Study explores relationship between tobacco, marijuana and alcohol use
Young adults have the highest rates of alcohol, tobacco, and other drug use relative to any other age group. This study examined the association between current alcohol and marijuana use and use of cigarettes and emerging tobacco products in a nationally representative sample of young adults.
Data were taken from the subgroup of 18 to 24 year olds (n=1,609; unweighted) participating in Wave 4 (January 2013) of the Truth Initiative Young Adult Cohort. Never, ever, and past 30-day use of little cigars/cigarillos (LCCs), hookah, e-cigarettes, and cigarettes were assessed separately in current (every day or some days) alcohol and marijuana users.
Results showed that current alcohol and marijuana use were associated with lifetime and past 30-day use of cigarettes, LCCs, e-cigarettes, and hookah. Young adults who had used alcohol and who were high on sensation-seeking had increased odds of LCC and e-cigarette use, suggesting that dispositional factors (sensation-seeking) is a driving force behind tobacco use behavior, irrespective of alcohol consumption. Marijuana and alcohol use may enhance risk for emerging tobacco products use in young adulthood. Prevention and intervention programs may need to target poly-use of alcohol, marijuana, and tobacco rather than focusing on a single risk behavior during these critical years.
Use of alcohol was associated with greater than a four-fold increase in the past 30 day use of cigarettes.
Use of alcohol was associated with a six-fold increase past 30-day use of little cigars or cigarillos.
Use of alcohol was associated with a nine-fold increase in past 30-day use of e-cigarettes and hookah.
The use of marijuana was associated with a three-fold increase in past 30-day use of e-cigarettes
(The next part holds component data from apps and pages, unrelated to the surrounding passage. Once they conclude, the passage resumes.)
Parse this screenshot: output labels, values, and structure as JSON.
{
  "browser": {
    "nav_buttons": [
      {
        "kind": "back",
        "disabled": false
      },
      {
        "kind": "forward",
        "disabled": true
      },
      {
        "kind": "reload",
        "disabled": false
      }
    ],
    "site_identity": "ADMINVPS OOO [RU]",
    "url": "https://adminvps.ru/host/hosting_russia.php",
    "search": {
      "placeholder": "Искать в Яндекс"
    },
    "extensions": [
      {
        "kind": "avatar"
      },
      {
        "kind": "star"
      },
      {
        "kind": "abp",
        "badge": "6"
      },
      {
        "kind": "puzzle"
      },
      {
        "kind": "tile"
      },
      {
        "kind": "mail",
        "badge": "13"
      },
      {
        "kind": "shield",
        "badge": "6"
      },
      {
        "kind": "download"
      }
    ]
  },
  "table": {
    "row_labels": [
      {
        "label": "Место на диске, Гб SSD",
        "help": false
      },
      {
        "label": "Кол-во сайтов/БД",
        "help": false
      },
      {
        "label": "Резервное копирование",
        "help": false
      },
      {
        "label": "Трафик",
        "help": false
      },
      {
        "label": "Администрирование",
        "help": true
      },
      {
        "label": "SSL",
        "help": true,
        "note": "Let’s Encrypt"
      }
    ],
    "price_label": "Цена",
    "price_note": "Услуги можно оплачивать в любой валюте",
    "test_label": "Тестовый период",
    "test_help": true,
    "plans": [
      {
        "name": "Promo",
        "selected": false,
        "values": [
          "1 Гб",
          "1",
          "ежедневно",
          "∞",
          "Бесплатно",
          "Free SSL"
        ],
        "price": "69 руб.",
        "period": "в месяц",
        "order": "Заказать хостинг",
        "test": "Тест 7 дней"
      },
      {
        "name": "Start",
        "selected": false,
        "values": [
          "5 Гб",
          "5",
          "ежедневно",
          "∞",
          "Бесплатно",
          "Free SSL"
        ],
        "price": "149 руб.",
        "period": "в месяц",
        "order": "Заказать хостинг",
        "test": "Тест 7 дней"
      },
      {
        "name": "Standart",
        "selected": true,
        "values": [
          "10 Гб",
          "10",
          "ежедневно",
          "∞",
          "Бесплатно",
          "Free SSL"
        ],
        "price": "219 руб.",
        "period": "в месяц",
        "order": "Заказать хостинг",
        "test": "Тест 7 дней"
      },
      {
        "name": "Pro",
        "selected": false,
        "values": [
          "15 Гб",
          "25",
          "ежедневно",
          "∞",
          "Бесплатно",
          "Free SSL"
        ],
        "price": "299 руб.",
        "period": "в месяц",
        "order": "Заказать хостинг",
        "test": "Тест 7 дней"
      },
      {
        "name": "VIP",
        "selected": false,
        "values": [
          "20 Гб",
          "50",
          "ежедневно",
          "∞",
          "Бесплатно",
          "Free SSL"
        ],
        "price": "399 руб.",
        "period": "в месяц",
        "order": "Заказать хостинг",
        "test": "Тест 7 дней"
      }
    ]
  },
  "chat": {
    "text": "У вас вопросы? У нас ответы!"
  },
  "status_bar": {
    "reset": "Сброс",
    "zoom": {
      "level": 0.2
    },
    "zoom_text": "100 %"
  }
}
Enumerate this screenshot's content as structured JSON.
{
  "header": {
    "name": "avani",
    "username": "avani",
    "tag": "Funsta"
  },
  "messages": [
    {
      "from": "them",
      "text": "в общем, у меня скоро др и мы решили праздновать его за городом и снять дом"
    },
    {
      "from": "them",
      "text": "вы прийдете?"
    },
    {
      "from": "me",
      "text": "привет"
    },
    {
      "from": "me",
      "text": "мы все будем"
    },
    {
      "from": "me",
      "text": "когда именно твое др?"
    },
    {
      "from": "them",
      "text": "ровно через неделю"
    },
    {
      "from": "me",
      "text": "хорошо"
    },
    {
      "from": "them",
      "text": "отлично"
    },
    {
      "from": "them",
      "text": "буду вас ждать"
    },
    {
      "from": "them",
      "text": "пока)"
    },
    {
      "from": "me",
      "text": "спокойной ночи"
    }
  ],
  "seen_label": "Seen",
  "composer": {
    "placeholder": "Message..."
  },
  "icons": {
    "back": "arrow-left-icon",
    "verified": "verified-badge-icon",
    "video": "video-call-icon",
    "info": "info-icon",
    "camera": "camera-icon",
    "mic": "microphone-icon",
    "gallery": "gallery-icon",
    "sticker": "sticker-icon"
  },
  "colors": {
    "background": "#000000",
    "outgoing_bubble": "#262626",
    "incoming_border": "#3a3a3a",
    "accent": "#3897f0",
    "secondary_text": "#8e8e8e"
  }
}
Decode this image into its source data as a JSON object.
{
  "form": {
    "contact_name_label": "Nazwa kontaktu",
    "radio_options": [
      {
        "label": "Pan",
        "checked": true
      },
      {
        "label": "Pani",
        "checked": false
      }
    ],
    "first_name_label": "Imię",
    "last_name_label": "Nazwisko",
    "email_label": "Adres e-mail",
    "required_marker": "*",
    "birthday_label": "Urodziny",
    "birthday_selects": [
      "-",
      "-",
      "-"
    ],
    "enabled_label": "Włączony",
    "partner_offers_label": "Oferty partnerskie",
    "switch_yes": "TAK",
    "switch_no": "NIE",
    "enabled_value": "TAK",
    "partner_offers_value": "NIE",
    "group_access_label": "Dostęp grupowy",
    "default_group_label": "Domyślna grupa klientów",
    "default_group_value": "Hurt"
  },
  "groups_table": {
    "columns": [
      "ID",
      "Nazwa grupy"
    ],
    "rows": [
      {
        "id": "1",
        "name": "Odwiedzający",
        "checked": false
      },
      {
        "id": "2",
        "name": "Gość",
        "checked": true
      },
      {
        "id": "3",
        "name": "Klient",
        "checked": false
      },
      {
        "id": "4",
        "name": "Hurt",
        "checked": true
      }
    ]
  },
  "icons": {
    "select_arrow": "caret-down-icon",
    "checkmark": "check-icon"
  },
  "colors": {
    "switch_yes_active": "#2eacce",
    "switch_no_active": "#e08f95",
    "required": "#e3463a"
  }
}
Use of marijuana was associated with greater than an eight-fold increase in past 30 day use of little cigars or cigarillos
Use of marijuana was associated with a two-fold increase in past 30-day use of cigarettes.